Species Rara in Bronze. In autumn 2013, the makers of Monkey 47, Alexander Stein and Master Distiller, Christoph Keller, together with their team had the idea of honouring outstanding individuals for their exceptional endeavours. The label of Monkey 47 Black Forest dry gin depicts Max, the guardian monkey of Monkey 47’s originator, Montgomery Collins, balancing on a branch and holding a cranberry twig – in two dimensions. Now the egret monkey is entering the third dimension in the form of a bronze statue by the artist Axel Haberstroh.
The founders of Monkey 47 felt that bronze was a particularly appealing material. Its durability and reproducibility in the traditional process of art casting made bronze the ideal material for the monkey sculpture. People first began to use this copper-tin alloy for casting tools some 4,000 years ago. Bronze was later replaced by the more robust iron for everyday use, although bronze casting still plays a major role in art.
The two months spent working on the original model in the Karlsruhe studio were full of challenges, a major one being the small, fragile cranberry twig held by the monkey – both for Axel Haberstroh and for the art foundry near Pforzheim, where the negative mould was created and the bronze statue was cast. But before Max could clamber onto his branch mounted on a block of green marble, numerous other steps had to be completed. Alexander Stein and Christoph Keller didn’t pass up the opportunity to monitor the elaborate manufacturing process.
First, the original model is covered in a special silicon to produce the negative mould. This is used to create wax models of the sculpture. Each of the models can then produce a figure. The wax is again covered in a special kind of ceramic and this form is then heated. The wax disappears, leaving a perfect negative mould, into which the hot, liquefied bronze is then poured. Once it has cooled down and the ceramic case has been broken open, the egret monkey is revealed. However, it needs to undergo further treatment as joins and fine air channels are still visible from the casting process. The sculpture is cleaned and finally patinated. Together with his customers, Haberstroh decided to use a traditional dark patina.
Outstanding individuals are to be presented with the annual ‘Max’ species rara award in recognition of their exceptional endeavours.

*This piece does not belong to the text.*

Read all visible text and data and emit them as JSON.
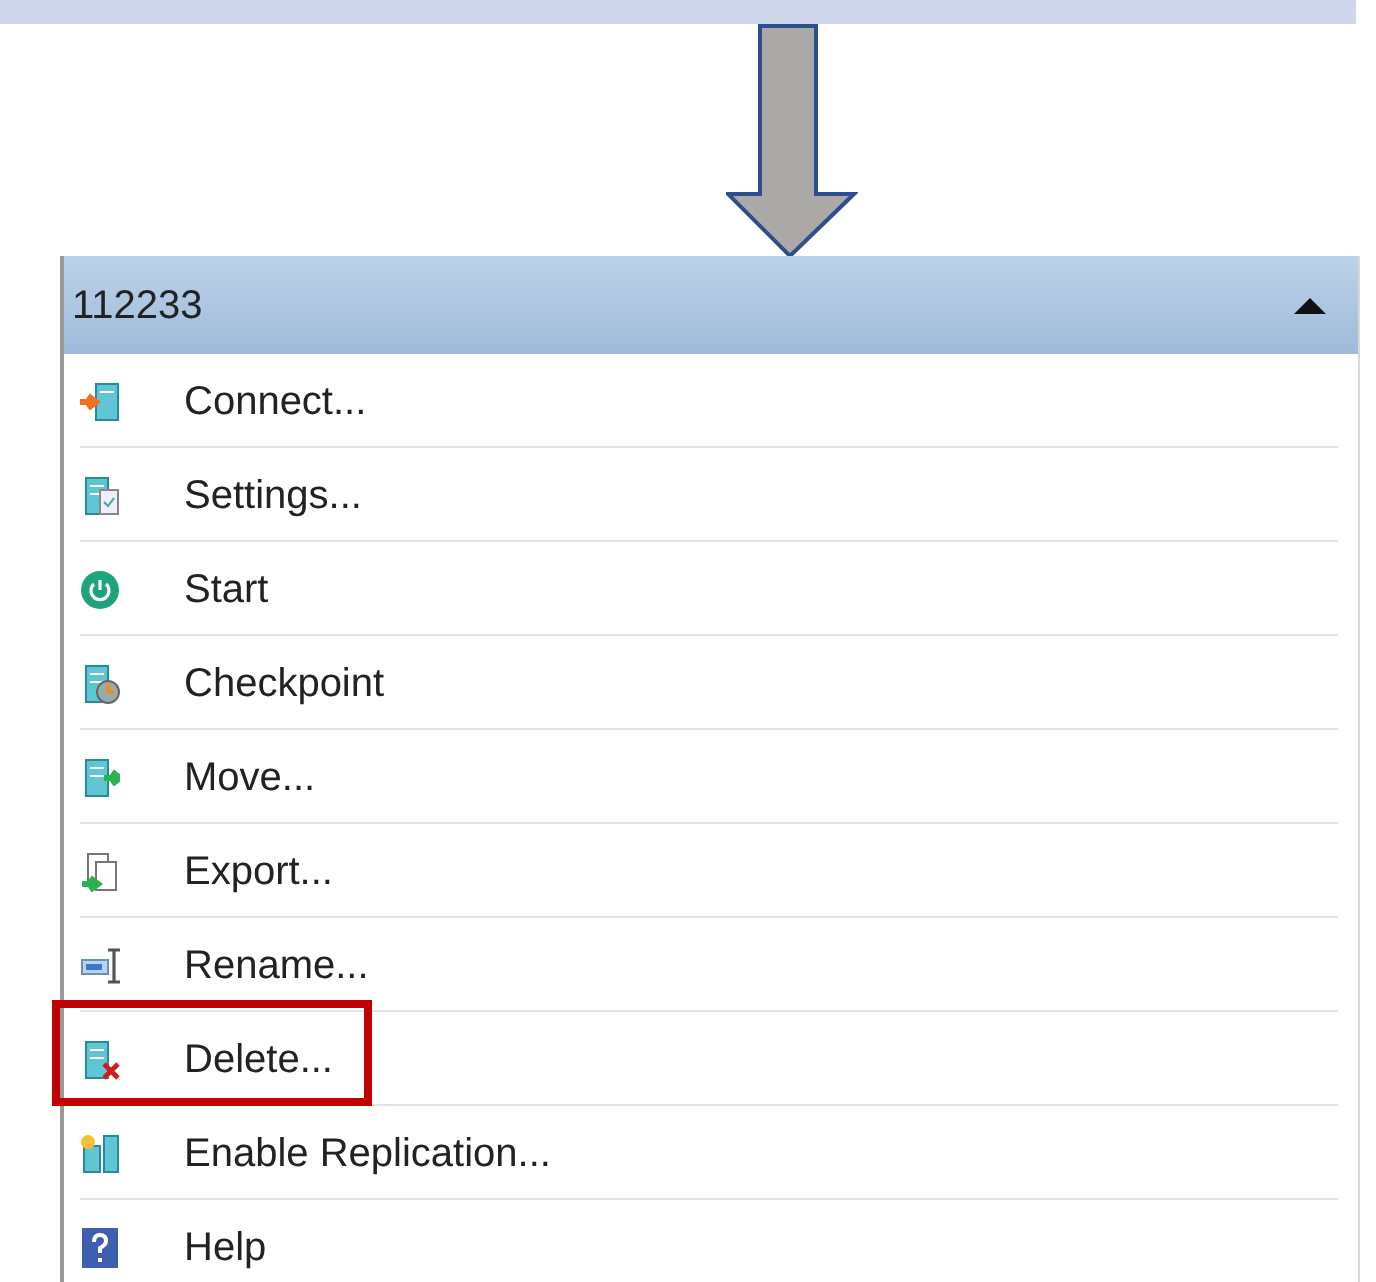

Each bronze statue is cast or handmade individually at a foundry in Pforzheim and subsequently patinated by Axel Haberstroh.
We’ll raise a glass to this successful combination of art and drinking culture – with the monkey, of course!